Quotes in italian: HERE.
Recensione in italiano: QUI.
Good day everyone, thank you for being once again on Alessandro III di Macedonia- your source on Alexander the Great. Today I review the second of the fundamental readings of the “classics” on Alexander that I still lacked to read and that I am recovering. Today I tell you about:
L’India – testo greco a fronte
Introductory essay by Dino Ambaglio
Introduction, translation and notes by Alessandra Oliva
Bur Rizzoli, 2000, 160 pages
Alexander the Great in his expedition to conquer the world had reached the fabulous India when his soldiers, exhausted by years of continuous wars, forced him to retire.
Arrian, who had already narrated the Macedonian parable in The Anabasis of Alexander, decided to dedicate a work also to the description of that unknown and mysterious land based essentially on the travel diaries of Nearchus, the admiral of Alexander, and of Megasthenes, Seleucus Nicator ambassador to the Indian king Chandragupta. And despite being the only monograph on the Indian subcontinent that has come down to us from the classical world, more than a true ethnographic and geographical treatise India is a celebration of Hellenic value and heroism in an adverse and dangerous land.
The introduction by Dino Ambaglio analyzes the sources of Arrian and the characteristics and purposes of the treatise.By ARRIANO (ca. 90 – after 150 AD), high imperial official and officer of the army of Trajan, BUR also published The Anabasis of Alexander.
DINO AMBAGLIO (1950-2008) taught Epigraphy and Greek History at the University of Pavia.
Reading time: from 16th to 17th May 2020.
I’d like to have read this quick book immediately after The Anabasis of Alexander because Arrian makes many references to the main text and is to be read if you want to have a more complete view of Alexander’s Asian expedition.
Indica represents one of the few examples of travel and exploration books that came to us from antiquity which is integral even if it is not accompanied by maps.
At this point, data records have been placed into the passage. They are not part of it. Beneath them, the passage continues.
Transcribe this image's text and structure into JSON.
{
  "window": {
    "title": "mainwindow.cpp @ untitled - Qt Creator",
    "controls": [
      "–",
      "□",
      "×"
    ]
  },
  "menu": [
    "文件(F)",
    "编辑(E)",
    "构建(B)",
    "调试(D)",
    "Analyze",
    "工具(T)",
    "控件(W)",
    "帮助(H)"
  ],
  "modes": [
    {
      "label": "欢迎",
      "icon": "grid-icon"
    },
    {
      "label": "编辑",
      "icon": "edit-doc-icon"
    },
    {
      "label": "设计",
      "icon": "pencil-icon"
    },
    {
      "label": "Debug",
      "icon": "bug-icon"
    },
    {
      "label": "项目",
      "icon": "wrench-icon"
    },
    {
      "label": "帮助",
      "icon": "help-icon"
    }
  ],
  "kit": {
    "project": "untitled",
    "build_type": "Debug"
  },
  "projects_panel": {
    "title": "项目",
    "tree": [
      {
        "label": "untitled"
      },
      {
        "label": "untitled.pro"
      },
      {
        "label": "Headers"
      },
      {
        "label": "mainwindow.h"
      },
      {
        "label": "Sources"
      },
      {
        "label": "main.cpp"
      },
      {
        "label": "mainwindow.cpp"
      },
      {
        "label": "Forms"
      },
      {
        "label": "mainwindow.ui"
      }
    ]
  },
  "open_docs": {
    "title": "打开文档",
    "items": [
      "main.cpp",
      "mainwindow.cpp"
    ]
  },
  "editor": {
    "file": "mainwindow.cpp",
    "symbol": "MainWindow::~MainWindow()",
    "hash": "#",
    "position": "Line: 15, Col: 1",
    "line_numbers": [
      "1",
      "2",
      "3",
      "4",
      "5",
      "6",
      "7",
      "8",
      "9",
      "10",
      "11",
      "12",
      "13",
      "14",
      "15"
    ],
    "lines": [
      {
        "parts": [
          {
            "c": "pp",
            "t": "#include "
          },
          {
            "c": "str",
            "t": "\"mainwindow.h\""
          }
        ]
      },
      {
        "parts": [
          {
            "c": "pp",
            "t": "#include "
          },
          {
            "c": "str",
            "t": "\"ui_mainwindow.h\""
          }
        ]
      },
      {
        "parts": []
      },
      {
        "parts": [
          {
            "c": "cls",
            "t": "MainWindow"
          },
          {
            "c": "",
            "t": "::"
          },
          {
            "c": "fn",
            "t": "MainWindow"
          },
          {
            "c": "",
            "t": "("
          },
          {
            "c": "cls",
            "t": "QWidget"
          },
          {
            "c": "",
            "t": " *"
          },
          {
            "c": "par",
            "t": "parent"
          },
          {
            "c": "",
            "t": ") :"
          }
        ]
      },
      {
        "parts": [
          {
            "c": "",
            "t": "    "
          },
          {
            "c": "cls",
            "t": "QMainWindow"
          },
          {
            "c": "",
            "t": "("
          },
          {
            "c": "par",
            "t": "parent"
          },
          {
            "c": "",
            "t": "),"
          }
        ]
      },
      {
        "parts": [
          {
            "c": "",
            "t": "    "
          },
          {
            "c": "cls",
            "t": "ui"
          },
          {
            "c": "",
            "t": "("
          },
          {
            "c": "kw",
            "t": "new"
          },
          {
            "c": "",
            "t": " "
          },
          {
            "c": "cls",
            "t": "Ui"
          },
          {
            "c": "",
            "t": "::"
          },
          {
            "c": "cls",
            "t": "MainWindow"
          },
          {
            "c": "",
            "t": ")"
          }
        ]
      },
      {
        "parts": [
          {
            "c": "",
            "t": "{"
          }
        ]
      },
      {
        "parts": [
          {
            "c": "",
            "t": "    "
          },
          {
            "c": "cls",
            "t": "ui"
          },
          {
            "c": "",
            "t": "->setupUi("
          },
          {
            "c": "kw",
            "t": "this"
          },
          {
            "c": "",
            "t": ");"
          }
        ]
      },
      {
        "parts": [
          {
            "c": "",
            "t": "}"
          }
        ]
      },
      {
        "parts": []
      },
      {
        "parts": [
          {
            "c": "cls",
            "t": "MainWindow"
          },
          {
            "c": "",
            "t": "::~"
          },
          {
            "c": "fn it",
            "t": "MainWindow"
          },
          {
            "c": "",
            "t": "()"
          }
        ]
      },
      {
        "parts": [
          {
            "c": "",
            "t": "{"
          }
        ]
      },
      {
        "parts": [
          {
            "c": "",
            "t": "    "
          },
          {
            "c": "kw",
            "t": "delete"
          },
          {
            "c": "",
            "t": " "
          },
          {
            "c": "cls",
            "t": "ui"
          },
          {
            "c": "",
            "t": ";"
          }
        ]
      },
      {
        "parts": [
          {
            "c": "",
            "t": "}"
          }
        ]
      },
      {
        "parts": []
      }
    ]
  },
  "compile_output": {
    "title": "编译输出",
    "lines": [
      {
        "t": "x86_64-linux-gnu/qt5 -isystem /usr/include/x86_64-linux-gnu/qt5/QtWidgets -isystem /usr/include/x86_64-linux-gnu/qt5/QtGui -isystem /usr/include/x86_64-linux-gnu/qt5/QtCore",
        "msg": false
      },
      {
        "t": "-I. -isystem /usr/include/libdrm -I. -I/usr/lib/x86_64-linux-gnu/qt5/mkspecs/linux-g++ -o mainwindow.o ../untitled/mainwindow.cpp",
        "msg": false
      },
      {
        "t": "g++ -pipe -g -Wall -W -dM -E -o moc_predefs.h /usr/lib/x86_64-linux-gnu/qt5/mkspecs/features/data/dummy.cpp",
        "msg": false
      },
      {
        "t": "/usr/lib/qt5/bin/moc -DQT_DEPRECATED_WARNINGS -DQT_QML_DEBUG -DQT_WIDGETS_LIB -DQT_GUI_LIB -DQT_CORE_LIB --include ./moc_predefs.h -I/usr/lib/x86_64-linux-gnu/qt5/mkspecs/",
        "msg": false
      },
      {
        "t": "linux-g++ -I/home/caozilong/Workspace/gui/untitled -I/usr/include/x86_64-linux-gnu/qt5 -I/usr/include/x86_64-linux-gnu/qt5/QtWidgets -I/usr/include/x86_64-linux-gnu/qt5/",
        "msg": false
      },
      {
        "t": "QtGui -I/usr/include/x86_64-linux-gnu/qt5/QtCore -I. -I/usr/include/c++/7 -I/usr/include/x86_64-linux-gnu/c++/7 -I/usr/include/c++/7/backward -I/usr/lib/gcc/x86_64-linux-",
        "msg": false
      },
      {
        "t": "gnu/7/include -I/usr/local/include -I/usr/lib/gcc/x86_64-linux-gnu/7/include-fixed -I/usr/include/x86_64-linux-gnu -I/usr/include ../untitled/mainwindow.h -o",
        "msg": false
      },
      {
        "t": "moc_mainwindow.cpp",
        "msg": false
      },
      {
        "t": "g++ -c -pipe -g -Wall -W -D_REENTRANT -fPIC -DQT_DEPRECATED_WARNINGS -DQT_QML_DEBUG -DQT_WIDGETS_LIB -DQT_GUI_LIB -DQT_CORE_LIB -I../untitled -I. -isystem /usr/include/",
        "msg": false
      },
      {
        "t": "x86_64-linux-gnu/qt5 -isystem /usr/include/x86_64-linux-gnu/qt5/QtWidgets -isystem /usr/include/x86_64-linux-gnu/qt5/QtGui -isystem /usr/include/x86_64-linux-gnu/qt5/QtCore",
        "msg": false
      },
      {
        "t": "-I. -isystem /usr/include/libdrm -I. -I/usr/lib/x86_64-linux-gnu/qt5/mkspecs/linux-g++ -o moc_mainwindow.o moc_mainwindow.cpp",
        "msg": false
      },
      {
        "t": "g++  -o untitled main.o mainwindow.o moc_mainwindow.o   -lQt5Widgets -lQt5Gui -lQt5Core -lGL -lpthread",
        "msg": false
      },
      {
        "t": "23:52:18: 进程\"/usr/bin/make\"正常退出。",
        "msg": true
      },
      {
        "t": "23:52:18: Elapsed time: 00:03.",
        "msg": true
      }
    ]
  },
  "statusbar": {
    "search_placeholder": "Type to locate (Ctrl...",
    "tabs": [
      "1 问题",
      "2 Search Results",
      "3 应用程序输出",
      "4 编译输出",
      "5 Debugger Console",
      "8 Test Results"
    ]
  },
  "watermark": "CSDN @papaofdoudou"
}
The main differences with Anabasis are in the sources and in the language in which they are written: Anabasis is written in the attic and uses Ptolemy and Aristobulus as major sources; Indica is in the Ionian dialect and has Nearchus and Eratosthens as sources, to which is added Megasthens, diplomat of Seleucus I Necator to the Indian king Chandragupta. It is divided into two parts: from chapter 1 to 17 is a geo-ethnographic description of India, while from chapters 18 to 43 there is the real narration of the coastal journey of Nearchus from the mouths of the Indus to the Persian Gulf.
The part I liked the most, although it’s written in a very telegraphic, concise, essential and didactic way, is the second one, that of the logbook of Alexander’s navarch, while the first more descriptive part, also tells of places not visited by Alexander and his army, although useful for getting to know those populations so far from Greek customs and customs a little better. Here we also understand how Nearchus was chosen by Alexander as admiral of his fleet.
It’s a reading that those who want completeness must do, many consider it the eighth book of Anabasis and, although there are substantial differences, in my opinion it deserves to be more emphasized. If this were published together with the major work it would probably be read more.
As always, I’m unable to comment on Alessandra Oliva’s translation because I don’t know Greek, but what I can say about the edition of the BUR in the Classici greci e latini series is that is accurate and excellent!
I hope to be useful, good day to all,